Ethernet cables have different categories described in the table below (source).
|Category||Shielding||Max Transmission Speed (at 100 meters)||Max Bandwidth|
|Cat 3||Unshielded||10 Mbps||16 MHz|
|Cat 5||Unshielded||10/100 Mbps||100 MHz|
|Cat 5e||Unshielded||1 Gbps||100 MHz|
|Cat 6||Shielded or Unshielded||1 Gbps||250 MHz|
|Cat 6a||Shielded||10 Gbps||500 MHz|
|Cat 7||Shielded||10 Gbps||600 MHz|
|Cat 7a||Shielded||10 Gbps||1 Ghz|
|Cat 8||Shielded||40 Gbps||1 Ghz|
My first thought was “the more, the better” but on closer inspection, anything with a transmission speed above 1 Gbps seems indigenous when most (all?) home customer Ethernet cards are gigabit card only.
Maybe there will be +10 Gbps card in a near future and you want to be prepare for it. However Category 7 and 7a are not recognized by the TIA/EIA-568 standard and are better avoided to prevent future problems.
As for now, Cat 6a is what most if not all home users should be using.
Standards are loosely respected
Unfortunately, according to tests by Blue Jeans Cable, compliance is loosely respected and your newly bought Cat 6 may only by as good (as bad?) as a Cat5a or below.
Again, unfortunately there is no easy way to test cables without specialized equipment that costs anywhere from $1,000 to $10,000.

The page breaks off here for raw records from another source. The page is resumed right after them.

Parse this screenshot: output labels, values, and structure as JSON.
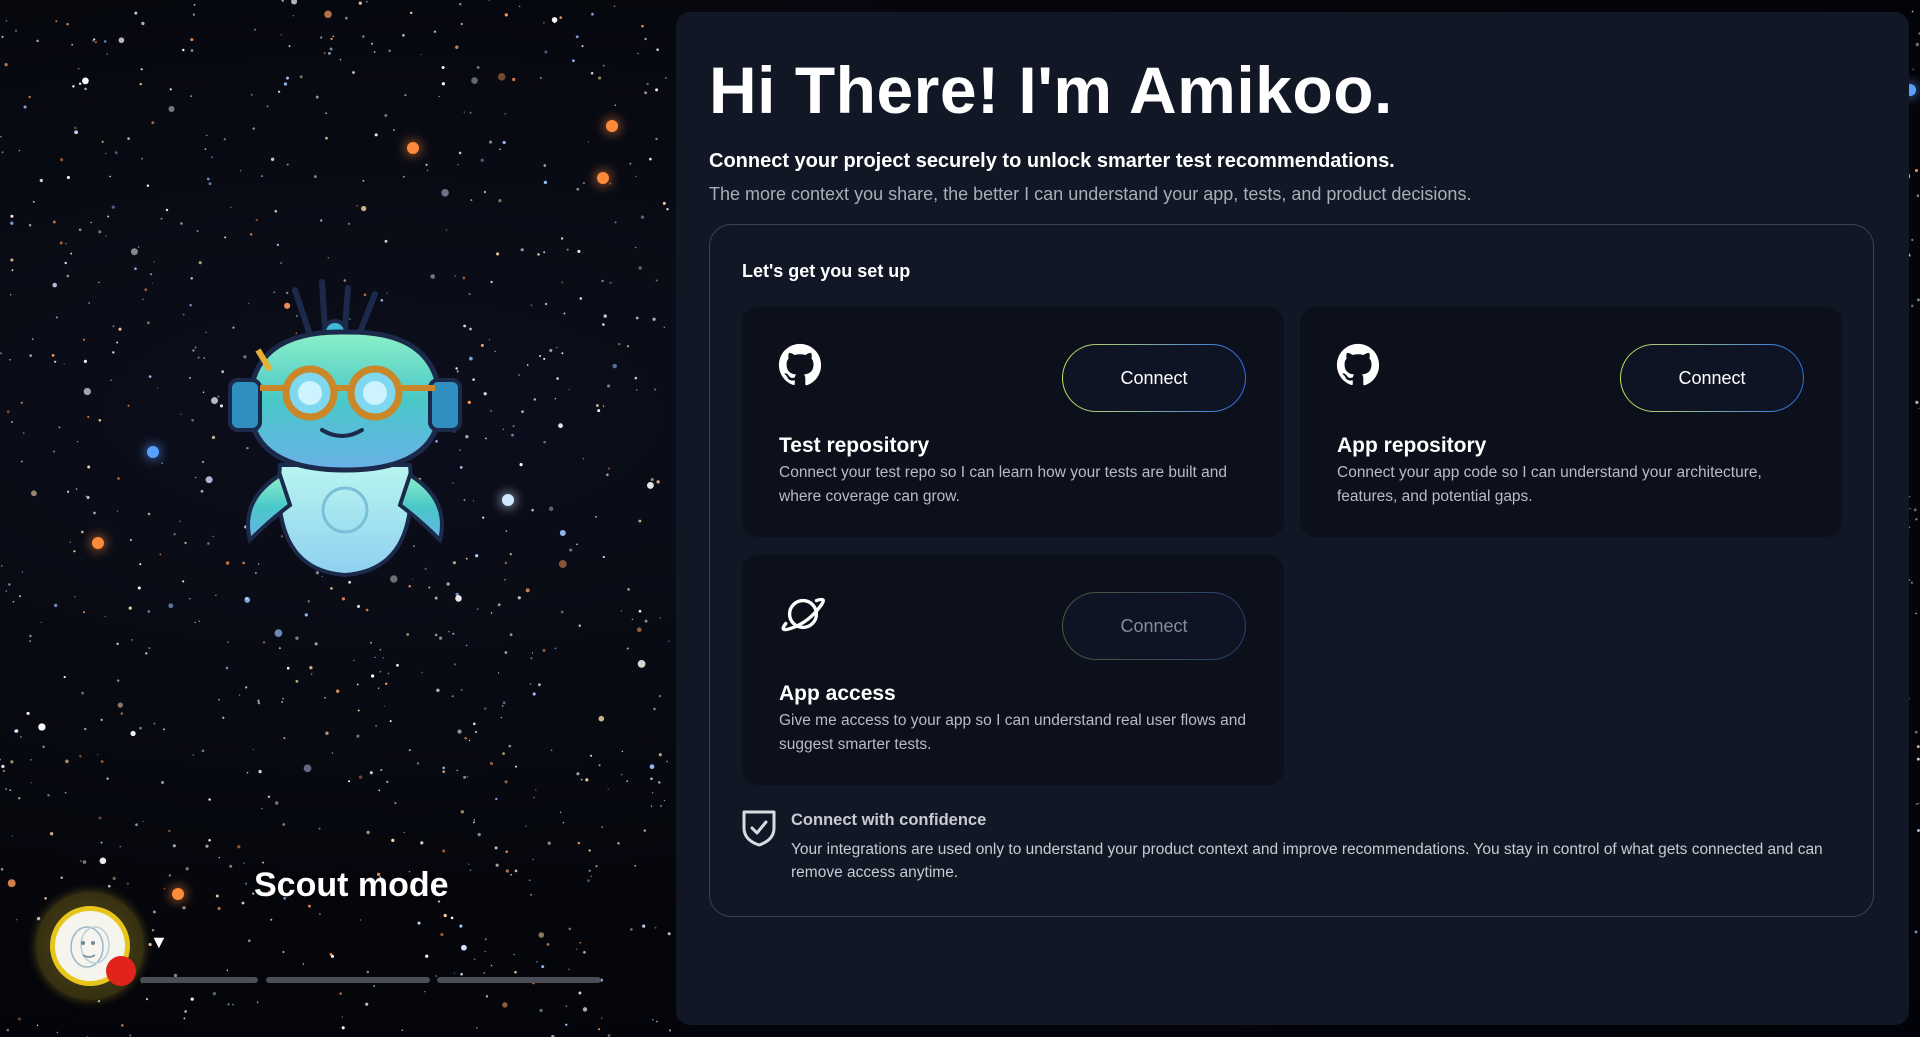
{
  "colors": {
    "panel_bg": "#111724",
    "card_bg": "#0c101a",
    "button_gradient_start": "#c6e05a",
    "button_gradient_end": "#2f6df0",
    "record_dot": "#e0231b",
    "avatar_ring": "#e8c51a"
  },
  "scout": {
    "title": "Scout mode",
    "avatar_icon": "face-avatar-icon",
    "record_icon": "record-dot-icon",
    "caret": "▼",
    "progress_segments": 3
  },
  "hero": {
    "title": "Hi There! I'm Amikoo.",
    "subtitle": "Connect your project securely to unlock smarter test recommendations.",
    "description": "The more context you share, the better I can understand your app, tests, and product decisions."
  },
  "setup": {
    "title": "Let's get you set up",
    "cards": [
      {
        "icon": "github-icon",
        "title": "Test repository",
        "description": "Connect your test repo so I can learn how your tests are built and where coverage can grow.",
        "button_label": "Connect",
        "enabled": true
      },
      {
        "icon": "github-icon",
        "title": "App repository",
        "description": "Connect your app code so I can understand your architecture, features, and potential gaps.",
        "button_label": "Connect",
        "enabled": true
      },
      {
        "icon": "planet-icon",
        "title": "App access",
        "description": "Give me access to your app so I can understand real user flows and suggest smarter tests.",
        "button_label": "Connect",
        "enabled": false
      }
    ],
    "confidence": {
      "icon": "shield-check-icon",
      "title": "Connect with confidence",
      "description": "Your integrations are used only to understand your product context and improve recommendations. You stay in control of what gets connected and can remove access anytime."
    }
  }
}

It seems that private users can only either suck it up and hope for the best or buy from a reputable (and a little bit pricey) manufacturer like Blue Jeans Cable 2 .